Bill allows coordination between a child’s dependency and juvenile cases

first_img A bill to improve coordination when a child has simultaneous cases in more than one court and to clarify jurisdiction when a child moves out of a county has cleared its initial Senate committee.The Senate Judiciary Committee approved SB 124, by Sen. Aaron Bean, R-Jacksonville, with a 6-0 vote February 4. The measure addresses when juveniles are in multiple cases in one or more jurisdictions.“What this bill does, with the help of our friends at the Guardian ad Litem Program, is gives deference to a judge to take the best venue for where cases should be, bring them together if need be,” Bean said. “It also coordinates better notice to guardians ad litem, who can give judges more information about a child.”According to the staff analysis, the bill:• Allows guardianship proceedings for a dependent child or young adult in foster care to be in either the county where the child or young adult resides or the court that originally had jurisdiction. Current law gives jurisdiction to the court where the dependent resides, but the change will allow the original court to retain the case if the court and caseworkers are more familiar with the dependent’s needs. The analysis noted that sometimes a court with long experience dealing with a dependent loses jurisdiction when the dependent moves to another county or is placed in a home or program in another county.• Allows juvenile and dependency courts to receive information from additional sources.• Requires the Department of Juvenile Justice to provide notice to the dependency court, the Department of Children and Families, and if they are appointed, to guardian and attorney ad litems before transferring a juvenile from one program or facility to another.• Allows the Guardian ad Litem Program to be among those who serve on a community reentry team when a juvenile transitions from a residential commitment facility to adulthood.• Specifically allows attorney and guardian ad litems from a child’s dependency case to provide information to the court in a concurrent juvenile proceeding. The analysis noted that in November 2018, there were 1,003 “crossover” cases where a child was part of simultaneous dependency and juvenile proceedings and many had been moved to different counties or circuits.SB 124 had already passed the Children, Families, and Elder Affairs Committee and next goes to the Rules Committee.A similar measure in the House, HB 115, has been referred to the Civil Justice Subcommittee, the Justice Appropriations Subcommittee, and the Judiciary Committee. Feb 13, 2019 Regular News Bill allows coordination between a child’s dependency and juvenile caseslast_img read more

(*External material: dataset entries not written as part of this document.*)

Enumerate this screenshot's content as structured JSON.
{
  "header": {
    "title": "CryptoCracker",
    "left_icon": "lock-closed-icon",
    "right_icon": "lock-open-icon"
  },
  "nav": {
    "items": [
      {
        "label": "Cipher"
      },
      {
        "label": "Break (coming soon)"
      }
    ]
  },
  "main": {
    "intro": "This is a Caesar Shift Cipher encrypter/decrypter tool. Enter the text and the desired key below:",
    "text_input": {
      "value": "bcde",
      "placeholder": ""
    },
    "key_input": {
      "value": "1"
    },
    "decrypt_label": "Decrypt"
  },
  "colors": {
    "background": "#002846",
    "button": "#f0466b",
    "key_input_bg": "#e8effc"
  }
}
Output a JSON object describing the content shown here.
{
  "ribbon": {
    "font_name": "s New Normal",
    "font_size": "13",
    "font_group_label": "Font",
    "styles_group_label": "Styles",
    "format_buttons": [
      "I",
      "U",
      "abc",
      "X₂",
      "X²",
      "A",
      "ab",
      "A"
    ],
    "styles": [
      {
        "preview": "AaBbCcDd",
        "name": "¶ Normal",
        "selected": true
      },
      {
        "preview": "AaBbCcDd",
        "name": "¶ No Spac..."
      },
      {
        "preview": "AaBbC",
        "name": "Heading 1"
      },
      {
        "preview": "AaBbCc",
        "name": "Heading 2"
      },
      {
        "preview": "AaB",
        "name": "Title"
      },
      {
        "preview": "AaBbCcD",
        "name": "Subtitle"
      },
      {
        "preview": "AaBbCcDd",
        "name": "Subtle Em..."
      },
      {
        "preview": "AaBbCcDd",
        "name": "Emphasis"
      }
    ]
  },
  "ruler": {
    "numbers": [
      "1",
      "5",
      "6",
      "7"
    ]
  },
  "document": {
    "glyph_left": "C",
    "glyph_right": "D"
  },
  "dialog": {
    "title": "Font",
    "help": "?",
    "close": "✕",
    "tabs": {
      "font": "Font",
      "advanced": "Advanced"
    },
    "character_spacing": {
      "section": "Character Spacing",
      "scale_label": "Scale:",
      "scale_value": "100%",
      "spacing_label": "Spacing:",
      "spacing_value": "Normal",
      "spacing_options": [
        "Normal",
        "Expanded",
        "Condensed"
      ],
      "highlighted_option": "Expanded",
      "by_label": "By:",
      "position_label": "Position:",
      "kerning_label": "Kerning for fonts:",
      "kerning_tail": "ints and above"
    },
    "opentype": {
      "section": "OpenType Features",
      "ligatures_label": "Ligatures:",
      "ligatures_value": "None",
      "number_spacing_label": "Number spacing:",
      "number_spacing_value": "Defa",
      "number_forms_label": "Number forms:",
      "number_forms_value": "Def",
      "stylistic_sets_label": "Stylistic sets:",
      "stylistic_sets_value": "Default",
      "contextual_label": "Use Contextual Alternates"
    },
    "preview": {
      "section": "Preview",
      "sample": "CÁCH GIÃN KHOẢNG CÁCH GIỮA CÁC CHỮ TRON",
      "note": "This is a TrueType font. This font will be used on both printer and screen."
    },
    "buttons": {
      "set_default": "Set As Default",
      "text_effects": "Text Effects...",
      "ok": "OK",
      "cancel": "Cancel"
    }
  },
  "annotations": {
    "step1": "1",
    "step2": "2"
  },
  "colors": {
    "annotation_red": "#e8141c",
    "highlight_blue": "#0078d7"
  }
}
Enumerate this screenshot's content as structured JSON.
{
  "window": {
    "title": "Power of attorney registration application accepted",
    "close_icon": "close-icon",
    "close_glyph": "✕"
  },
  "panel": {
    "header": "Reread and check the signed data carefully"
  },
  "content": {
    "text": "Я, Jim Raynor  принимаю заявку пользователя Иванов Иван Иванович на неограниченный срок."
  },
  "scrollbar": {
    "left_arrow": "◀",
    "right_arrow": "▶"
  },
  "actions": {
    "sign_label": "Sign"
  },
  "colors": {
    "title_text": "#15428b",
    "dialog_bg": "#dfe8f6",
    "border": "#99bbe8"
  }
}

Leaders urge Bar sections, divisions, and committees to hold all meetings virtually through February

first_imgLeaders urge Bar sections, divisions, and committees to hold all meetings virtually through February January Board of Governors meeting to be held remotely Facing the latest deadly surge of the COVID-19 pandemic, Bar leaders are “strongly urging” section, division, and committee chairs to hold all meetings virtually through the end of February.Bar leaders made the announcement after the Executive Committee met December 16 and decided that a January 28-29 Board of Governors meeting that was scheduled for Tallahassee would convene virtually instead.In a December 17 statement, President Dori Foster-Morales noted that new cases and positivity rates and hospitalizations have soared in Florida and are expected to remain high over the next several months.“I cannot stress enough to our section, division, and committee chairs how important this request to cancel all in-person meetings is when considering the health and safety of our members and our staff as a top priority,” Foster-Morales said. “This is not the time to reduce our vigilance in doing everything possible to prevent the spread of the virus. I also believe that we can be productive using Zoom and other virtual platforms that guarantee safety first and foremost.”Foster-Morales also urged Bar members to follow the recommendations of health officials.“As we await the wider distribution of the vaccine, the Florida Department of Health continues to advise practicing social distancing, frequent hand washing, wearing face covers in public, cleaning and disinfection of ‘high touch’ surfaces, and other measures listed here,” Foster-Morales said.Bar members should monitor the COVID-19 webpage,  where the Pandemic Recovery Task Force is providing extensive medical/health information and other pertinent information for Florida’s legal community, Foster-Morales said.“The Executive Committee will revisit this recommendation in February and communicate again with you at that time,” Foster-Morales said. Dec 18, 2020 By Jim Ash Senior Editor News in Photoslast_img read more